"Ein feste Burg ist unser Gott" BWV 80

Text and translation        Score [with some issues]       Recordings: Suzuki    Rilling    Jones/Gonnewein [BG version]   

Text of "Alles, was von Gott geboren" BWV 80a

Score of "Gaudete omnes populi" and "Manebit verbum Dominum"        Recording:    Koopman

1. Cantata 80 has a long and complex history. Please read the overview here

Christoph Wolff. "Bach’s cantata Ein feste Burg: history and performance practice." In Bach: Essays on his life and music, 152-161. Cambridge, Mass. 1991.

and detail on one movement here

Daniel R. Melamed. "The evolution of 'Und wenn die Welt voll Teufel war' BWV 80/5." In The Century of Bach and Mozart. Perspectives on Historiography, Composition, Theory, & Performance, 189-205. Cambridge: Harvard University Department of Music, 2008.

2. Study the text of "Alles, was von Gott geboren" BWV 80a, a Weimar-piece for a Sunday in Lent. We have only the first couple of pages of the score and the original text; everything else known about the piece comes from presumed reuse of the music. The first movement apparently had an instrumental cantus firmus. Overall, what can you tell about the organization and music of this work?

3. Study the text of BWV 80 and BWV 80b (presumed to be the same). What is their exact relationship to BWV80a, from which some or much of their music derives?

4. Study the music of BWV 80. How are the stanzas of the chorale integrated into the work? What sort of movement is the first? How is it assembled? What other movement we've recently studied does it resemble?
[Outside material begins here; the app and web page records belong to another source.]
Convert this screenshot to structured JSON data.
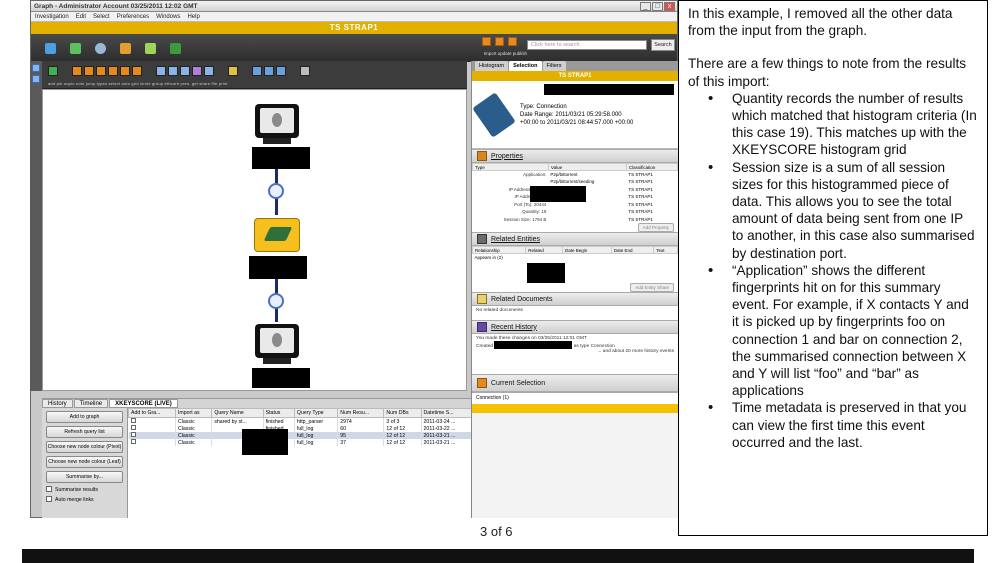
{
  "window": {
    "title": "Graph - Administrator Account 03/25/2011 12:02 GMT",
    "controls": [
      "_",
      "□",
      "x"
    ]
  },
  "menu": [
    "Investigation",
    "Edit",
    "Select",
    "Preferences",
    "Windows",
    "Help"
  ],
  "classification": "TS STRAP1",
  "search": {
    "placeholder": "Click here to search",
    "button": "Search"
  },
  "toolbar_right_labels": "Import update publish",
  "graph_toolbar_labels": "add  pin  unpin  note  jump  types  select   auto  grid  circle  group  ethcore   pres.   get  share  file   print",
  "bottom_tabs": [
    "History",
    "Timeline",
    "XKEYSCORE (LIVE)"
  ],
  "bottom_buttons": [
    "Add to graph",
    "Refresh query list",
    "Choose new node colour (Pivot)",
    "Choose new node colour (Leaf)",
    "Summarise by..."
  ],
  "bottom_checks": [
    "Summarise results",
    "Auto merge links"
  ],
  "query_table": {
    "headers": [
      "Add to Gra...",
      "Import as",
      "Query Name",
      "Status",
      "Query Type",
      "Num Resu...",
      "Num DBs",
      "Datetime S..."
    ],
    "rows": [
      [
        "",
        "Classic",
        "shared by st...",
        "finished",
        "http_parser",
        "2974",
        "3 of 3",
        "2011-03-24 ..."
      ],
      [
        "",
        "Classic",
        "",
        "finished",
        "full_log",
        "60",
        "12 of 12",
        "2011-03-22 ..."
      ],
      [
        "",
        "Classic",
        "",
        "finished",
        "full_log",
        "95",
        "12 of 12",
        "2011-03-21 ..."
      ],
      [
        "",
        "Classic",
        "",
        "finished",
        "full_log",
        "37",
        "12 of 12",
        "2011-03-21 ..."
      ]
    ]
  },
  "right_panel": {
    "tabs": [
      "Histogram",
      "Selection",
      "Filters"
    ],
    "classification": "TS STRAP1",
    "type_line": "Type: Connection",
    "date_line1": "Date Range: 2011/03/21 05:29:58.000",
    "date_line2": "+00:00 to 2011/03/21 08:44:57.000 +00:00",
    "properties_title": "Properties",
    "prop_headers": [
      "Type",
      "Value",
      "Classification"
    ],
    "props": [
      [
        "Application:",
        "P2p/bittorrent",
        "TS STRAP1"
      ],
      [
        "",
        "P2p/bittorrent/seeding",
        "TS STRAP1"
      ],
      [
        "IP Address (From):",
        "",
        "TS STRAP1"
      ],
      [
        "IP Address (To):",
        "",
        "TS STRAP1"
      ],
      [
        "Port (To): 20444",
        "",
        "TS STRAP1"
      ],
      [
        "Quantity: 19",
        "",
        "TS STRAP1"
      ],
      [
        "Session Size: 1794 B",
        "",
        "TS STRAP1"
      ]
    ],
    "add_property": "Add Property",
    "related_entities_title": "Related Entities",
    "rel_headers": [
      "Relationship",
      "Related",
      "Date Begin",
      "Date End",
      "Text"
    ],
    "appears_in": "Appears in (2)",
    "add_link": "Add Entity Share",
    "related_docs_title": "Related Documents",
    "no_docs": "No related documents",
    "recent_history_title": "Recent History",
    "history_line1": "You made these changes on 03/25/2011 12:01 GMT",
    "history_line2": "Created",
    "history_line2b": "as type Connection",
    "history_more": "... and about 20 more history events",
    "current_selection_title": "Current Selection",
    "current_selection_item": "Connection (1)"
  },
  "page_number": "3 of 6",
  "note": {
    "intro": "In this example, I removed all the other data from the input from the graph.",
    "lead": "There are a few things to note from the results of this import:",
    "bullets": [
      "Quantity records the number of results which matched that histogram criteria (In this case 19). This matches up with the XKEYSCORE histogram grid",
      "Session size is a sum of all session sizes for this histogrammed piece of data. This allows you to see the total amount of data being sent from one IP to another, in this case also summarised by destination port.",
      "“Application” shows the different fingerprints hit on for this summary event. For example, if X contacts Y and it is picked up by fingerprints foo on connection 1 and bar on connection 2, the summarised connection between X and Y will list “foo” and “bar” as applications",
      "Time metadata is preserved in that you can view the first time this event occurred and the last."
    ]
  }
}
5. The trumpet and drum parts are not J.S. Bach's, and they do not actually belong to this cantata. (They stem from arrangements by W.F. Bach of two movements.) They are interesting nonetheless; what can we learn from them?

6. What do you make of the way these pieces are represented in the BG?